A global day calling for the education of all females is to be held in honour of a schoolgirl shot by the Taliban.
Malala Yousafzai, 15, was treated in Birmingham after being shot in the head in October for campaigning for girls' rights to education in Pakistan.
Former Prime Minister Gordon Brown, now a United Nations envoy for education, said the event would take place on Malala's 16th birthday on 12 July.
He has appointed Malala's father Ziauddin as a special advisor.
Malala is expected to secure permanent residence in the UK and Mr Yousafzai has been employed by the Pakistani consulate in Birmingham for the next three years.
The plans for Malala Day were announced on International Women's Day at the Women of the World Festival at London's Southbank Centre.
Mr Brown said the issue of universal education for girls was in desperate need of a "liberation movement and a freedom fight for change".
It is hoped young people from around the world will mark the day, aimed at providing education for the estimated 32 million girls who do not currently have access to it.
Surgeons in Pakistan removed a bullet from Malala's head after she was attacked in the Swat valley.
She was flown to Birmingham's Queen Elizabeth Hospital for further treatment.
The teenager was discharged from the hospital last month to continue her rehabilitation, after having a titanium plate and cochlear implant fitted.

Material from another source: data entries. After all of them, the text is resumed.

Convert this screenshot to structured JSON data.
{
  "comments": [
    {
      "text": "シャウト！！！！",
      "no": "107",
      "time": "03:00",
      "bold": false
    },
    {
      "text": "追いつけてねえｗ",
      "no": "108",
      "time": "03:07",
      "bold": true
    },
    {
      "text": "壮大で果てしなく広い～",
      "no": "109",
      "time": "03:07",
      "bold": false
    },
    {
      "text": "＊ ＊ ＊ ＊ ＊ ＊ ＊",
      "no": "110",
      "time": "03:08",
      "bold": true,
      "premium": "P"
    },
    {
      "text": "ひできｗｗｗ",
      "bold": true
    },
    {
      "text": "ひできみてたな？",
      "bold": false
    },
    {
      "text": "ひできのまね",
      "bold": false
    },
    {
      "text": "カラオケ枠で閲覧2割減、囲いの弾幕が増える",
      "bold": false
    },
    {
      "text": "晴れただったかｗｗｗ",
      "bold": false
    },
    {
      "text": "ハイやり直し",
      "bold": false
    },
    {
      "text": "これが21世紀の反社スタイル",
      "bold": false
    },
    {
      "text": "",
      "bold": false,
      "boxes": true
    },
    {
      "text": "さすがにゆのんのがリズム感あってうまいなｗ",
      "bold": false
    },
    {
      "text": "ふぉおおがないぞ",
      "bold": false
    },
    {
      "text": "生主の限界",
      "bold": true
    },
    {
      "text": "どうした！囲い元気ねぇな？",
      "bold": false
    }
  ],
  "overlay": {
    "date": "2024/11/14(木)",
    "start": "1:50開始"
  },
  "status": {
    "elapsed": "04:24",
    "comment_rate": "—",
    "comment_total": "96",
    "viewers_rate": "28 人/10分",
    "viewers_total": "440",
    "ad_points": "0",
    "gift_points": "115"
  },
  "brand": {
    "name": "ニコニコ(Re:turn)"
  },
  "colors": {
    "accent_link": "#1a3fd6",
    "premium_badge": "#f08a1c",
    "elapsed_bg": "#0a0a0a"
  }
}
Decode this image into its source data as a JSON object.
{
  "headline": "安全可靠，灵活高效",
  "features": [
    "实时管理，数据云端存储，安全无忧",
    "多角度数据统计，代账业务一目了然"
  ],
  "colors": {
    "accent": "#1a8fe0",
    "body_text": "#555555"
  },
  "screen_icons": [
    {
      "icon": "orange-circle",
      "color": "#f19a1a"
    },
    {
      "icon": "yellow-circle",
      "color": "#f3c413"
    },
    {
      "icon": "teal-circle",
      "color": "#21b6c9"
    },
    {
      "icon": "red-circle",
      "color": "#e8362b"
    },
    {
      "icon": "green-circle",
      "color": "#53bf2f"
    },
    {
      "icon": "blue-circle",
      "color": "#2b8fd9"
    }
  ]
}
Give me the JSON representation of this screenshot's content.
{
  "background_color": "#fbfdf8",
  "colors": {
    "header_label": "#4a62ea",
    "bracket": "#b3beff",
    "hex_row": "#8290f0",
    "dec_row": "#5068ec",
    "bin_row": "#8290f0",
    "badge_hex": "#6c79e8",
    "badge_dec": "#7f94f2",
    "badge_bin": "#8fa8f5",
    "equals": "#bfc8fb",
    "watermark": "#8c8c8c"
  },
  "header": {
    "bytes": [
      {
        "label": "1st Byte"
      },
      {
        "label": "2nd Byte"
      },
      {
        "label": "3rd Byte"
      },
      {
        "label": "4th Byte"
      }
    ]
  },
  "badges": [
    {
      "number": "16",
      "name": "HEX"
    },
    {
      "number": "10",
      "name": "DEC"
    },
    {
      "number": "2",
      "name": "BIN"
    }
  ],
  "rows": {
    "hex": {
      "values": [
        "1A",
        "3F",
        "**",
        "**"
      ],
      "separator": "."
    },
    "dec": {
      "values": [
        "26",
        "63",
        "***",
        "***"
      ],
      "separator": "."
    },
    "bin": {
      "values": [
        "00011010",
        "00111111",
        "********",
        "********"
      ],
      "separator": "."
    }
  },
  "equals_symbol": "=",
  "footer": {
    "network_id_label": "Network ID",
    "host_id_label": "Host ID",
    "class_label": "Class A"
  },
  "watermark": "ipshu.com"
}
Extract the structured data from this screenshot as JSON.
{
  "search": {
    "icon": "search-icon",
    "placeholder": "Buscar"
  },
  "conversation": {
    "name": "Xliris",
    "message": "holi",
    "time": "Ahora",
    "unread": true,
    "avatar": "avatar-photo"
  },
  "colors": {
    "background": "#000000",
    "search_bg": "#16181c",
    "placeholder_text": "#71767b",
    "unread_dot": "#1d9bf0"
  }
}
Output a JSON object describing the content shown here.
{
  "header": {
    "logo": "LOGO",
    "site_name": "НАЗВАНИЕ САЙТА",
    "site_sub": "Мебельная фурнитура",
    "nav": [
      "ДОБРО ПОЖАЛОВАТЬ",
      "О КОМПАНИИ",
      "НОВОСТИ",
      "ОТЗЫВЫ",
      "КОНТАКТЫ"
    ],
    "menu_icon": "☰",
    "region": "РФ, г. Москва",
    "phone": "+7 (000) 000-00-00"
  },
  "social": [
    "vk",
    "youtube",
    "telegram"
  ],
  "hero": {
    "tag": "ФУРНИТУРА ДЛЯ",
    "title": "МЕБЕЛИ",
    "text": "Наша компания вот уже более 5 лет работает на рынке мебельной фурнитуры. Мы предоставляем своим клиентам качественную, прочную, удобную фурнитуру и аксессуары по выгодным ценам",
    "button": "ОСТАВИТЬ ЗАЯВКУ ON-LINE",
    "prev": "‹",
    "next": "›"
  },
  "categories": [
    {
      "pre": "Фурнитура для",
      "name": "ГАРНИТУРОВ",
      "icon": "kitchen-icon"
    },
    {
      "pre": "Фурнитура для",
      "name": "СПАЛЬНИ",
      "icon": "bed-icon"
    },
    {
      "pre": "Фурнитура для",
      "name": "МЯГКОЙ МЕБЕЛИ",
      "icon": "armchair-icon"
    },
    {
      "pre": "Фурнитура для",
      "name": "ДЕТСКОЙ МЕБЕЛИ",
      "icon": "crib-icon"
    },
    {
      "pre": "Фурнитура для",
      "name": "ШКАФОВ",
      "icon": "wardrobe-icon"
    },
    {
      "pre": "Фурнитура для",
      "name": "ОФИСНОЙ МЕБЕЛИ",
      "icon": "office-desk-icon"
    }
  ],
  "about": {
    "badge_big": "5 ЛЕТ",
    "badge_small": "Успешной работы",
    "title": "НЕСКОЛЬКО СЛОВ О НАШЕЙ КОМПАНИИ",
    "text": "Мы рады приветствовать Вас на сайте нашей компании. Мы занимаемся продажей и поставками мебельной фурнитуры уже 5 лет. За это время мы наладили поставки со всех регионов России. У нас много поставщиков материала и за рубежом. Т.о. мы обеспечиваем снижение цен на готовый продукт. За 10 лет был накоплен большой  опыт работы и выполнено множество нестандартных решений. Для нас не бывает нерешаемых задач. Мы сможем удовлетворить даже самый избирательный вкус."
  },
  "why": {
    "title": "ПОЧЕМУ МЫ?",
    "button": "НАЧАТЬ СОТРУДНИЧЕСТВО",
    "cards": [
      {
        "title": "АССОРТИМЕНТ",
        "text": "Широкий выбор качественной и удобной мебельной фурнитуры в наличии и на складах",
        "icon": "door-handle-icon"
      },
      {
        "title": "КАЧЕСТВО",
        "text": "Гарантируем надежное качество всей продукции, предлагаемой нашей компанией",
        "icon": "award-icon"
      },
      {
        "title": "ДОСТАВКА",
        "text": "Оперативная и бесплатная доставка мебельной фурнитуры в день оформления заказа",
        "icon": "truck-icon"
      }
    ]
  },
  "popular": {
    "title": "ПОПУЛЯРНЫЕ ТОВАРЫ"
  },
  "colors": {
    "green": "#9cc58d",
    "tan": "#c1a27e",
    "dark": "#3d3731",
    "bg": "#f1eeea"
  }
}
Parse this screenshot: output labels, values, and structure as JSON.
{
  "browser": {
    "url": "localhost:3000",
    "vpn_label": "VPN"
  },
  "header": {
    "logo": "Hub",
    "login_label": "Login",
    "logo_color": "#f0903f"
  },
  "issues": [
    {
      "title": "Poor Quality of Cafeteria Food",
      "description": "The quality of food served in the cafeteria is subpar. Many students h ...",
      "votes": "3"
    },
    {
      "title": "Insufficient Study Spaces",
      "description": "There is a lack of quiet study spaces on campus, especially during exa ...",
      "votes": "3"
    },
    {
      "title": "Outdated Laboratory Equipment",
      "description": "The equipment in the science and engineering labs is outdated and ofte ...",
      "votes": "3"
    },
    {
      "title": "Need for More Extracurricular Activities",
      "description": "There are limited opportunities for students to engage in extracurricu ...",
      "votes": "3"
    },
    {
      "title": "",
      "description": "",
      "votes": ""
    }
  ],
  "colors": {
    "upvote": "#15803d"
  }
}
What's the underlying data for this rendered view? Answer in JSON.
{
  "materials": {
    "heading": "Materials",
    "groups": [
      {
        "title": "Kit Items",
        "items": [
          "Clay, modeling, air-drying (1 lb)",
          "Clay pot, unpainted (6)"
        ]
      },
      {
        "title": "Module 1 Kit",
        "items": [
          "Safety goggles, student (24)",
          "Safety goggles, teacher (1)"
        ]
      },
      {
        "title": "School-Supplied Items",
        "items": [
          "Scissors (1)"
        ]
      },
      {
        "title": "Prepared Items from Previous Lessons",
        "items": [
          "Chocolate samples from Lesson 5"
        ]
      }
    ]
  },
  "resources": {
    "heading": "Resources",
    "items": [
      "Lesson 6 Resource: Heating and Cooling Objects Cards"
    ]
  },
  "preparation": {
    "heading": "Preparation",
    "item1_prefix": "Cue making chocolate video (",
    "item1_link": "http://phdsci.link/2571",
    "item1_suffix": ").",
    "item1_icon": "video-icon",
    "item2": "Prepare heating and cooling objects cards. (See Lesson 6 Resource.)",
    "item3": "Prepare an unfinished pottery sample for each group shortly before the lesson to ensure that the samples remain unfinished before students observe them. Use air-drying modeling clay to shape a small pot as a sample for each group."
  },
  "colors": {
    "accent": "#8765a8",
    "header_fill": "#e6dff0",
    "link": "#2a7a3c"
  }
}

Malala has received support from around the world, with tens of thousands of people signing an online petition calling for her to be nominated for the Nobel Peace Prize.